One of the challenges of this book is that there are a number of historical characters, such as Wellington's aides-de-camp, about whom there isn't a large historical record. I tried to build fully realized characters on the information I had to work with.
HALLIE: The details of place and time are so evocative in your book. For example, you open a battle scene:
"Mist hung over the fields, mixed with smoke from the Allied cooking fires and those of the French on the opposite ridge. Steam rose from cheap tea brewed in iron kettles. The smell of clay pipes and officers’ cigars mingled with the stench of wool still sodden from the night’s rain. Shots split the air as soldiers fired their guns to clean them."Wow. How did you find those incredible sensory details?
TRACY: Thank you so much! I worked really hard to bring the battle scenes to life, so your comment means a lot to me.
I read a lot of letters and diaries and memoirs from people who were involved in the battle. I made notes of details mentioned and then tried to imagine what my characters would see, smell, hear, touch in the midst of the scene.
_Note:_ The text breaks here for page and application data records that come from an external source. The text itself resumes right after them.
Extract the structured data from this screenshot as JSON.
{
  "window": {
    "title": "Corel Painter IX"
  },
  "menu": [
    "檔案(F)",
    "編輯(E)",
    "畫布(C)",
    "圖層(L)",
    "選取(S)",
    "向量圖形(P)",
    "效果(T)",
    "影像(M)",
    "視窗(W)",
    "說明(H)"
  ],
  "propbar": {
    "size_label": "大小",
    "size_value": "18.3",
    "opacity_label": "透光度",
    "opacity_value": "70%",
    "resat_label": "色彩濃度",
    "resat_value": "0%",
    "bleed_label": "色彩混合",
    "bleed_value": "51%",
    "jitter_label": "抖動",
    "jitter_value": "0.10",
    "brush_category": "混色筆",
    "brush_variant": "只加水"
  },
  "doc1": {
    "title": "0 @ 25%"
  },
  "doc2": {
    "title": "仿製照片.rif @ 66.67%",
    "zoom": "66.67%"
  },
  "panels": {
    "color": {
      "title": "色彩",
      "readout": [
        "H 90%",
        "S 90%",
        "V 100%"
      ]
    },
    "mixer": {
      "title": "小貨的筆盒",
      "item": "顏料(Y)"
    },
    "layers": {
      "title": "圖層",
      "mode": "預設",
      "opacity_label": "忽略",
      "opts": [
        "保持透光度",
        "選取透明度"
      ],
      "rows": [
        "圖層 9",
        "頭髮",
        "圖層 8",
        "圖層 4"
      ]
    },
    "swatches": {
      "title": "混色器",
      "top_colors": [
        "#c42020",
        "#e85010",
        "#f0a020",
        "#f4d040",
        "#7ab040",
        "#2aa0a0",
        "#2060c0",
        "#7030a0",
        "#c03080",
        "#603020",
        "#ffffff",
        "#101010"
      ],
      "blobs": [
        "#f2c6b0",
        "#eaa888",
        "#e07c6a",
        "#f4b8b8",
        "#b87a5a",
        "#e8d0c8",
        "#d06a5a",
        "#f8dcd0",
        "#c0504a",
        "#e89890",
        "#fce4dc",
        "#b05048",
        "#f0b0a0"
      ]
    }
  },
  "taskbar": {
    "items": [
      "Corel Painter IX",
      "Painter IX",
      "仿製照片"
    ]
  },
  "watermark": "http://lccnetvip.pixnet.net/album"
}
It's the same for a scene on a battlefield as in a ballroom, though with the battle scenes there was the added challenge of giving the reader a sense of the overall progress of the battle while at the same time writing from the POV of the characters who would mostly be experiencing chaos.The Waterloo scenes in Imperial Scandal are some of the most challenging I've ever written and also some of my favorites.
HALLIE: I know this is a weird question, but I've always been fascinated by the clothing of past eras, and the undergarments women had to wear to get into them. Did questions like this figure in your research for this book??
TRACY: Definitely. As I said above, the clothes are one of the things I love about this era. Malcolm and Suzanne, my investigative couple, do a lot of their talking about the mystery while getting ready to go out for the evening or undressing at night. Which means I have to know things like how dresses unfastens and corsets unlace.
I'm fortunate to have two writer friends who are wonderful fonts of information about early 19th century clothing, Candice Hern and Isobel Carr. Isobel helped me figure out the best kind of corset Suzanne could wear to allow her maximum freedom of motion in action scenes.
HALLIE: Your Facebook page features you with the most adorable baby. We all want to know, how do you juggle your time?
TRACY: I've become quite adept at writing with a baby on my lap :-). I'm lucky that my daughter Mélanie is very adaptable (I just took her to New York and she was a great traveler). I was actually able to get back to writing sooner than I expected after she was born.
She likes the stimulation of going out, so we spend a lot of time in cafés where she can look out the window, and I can write with a latte. I'm definitely better now at grabbing work time when i can. I've always liked to write late at night, and that still works well as she sleeps a lot then. And I've found nursing time is great for catching up on reading.
I think Malcolm and Suzanne will have their second child in the book I'm going to write next so I can put my hands-on baby research to use!
HALLIE: Thanks, Tracy! Tracy will be checking in today so please, share your thoughts and questions. What do you think makes us such suckers for period drama?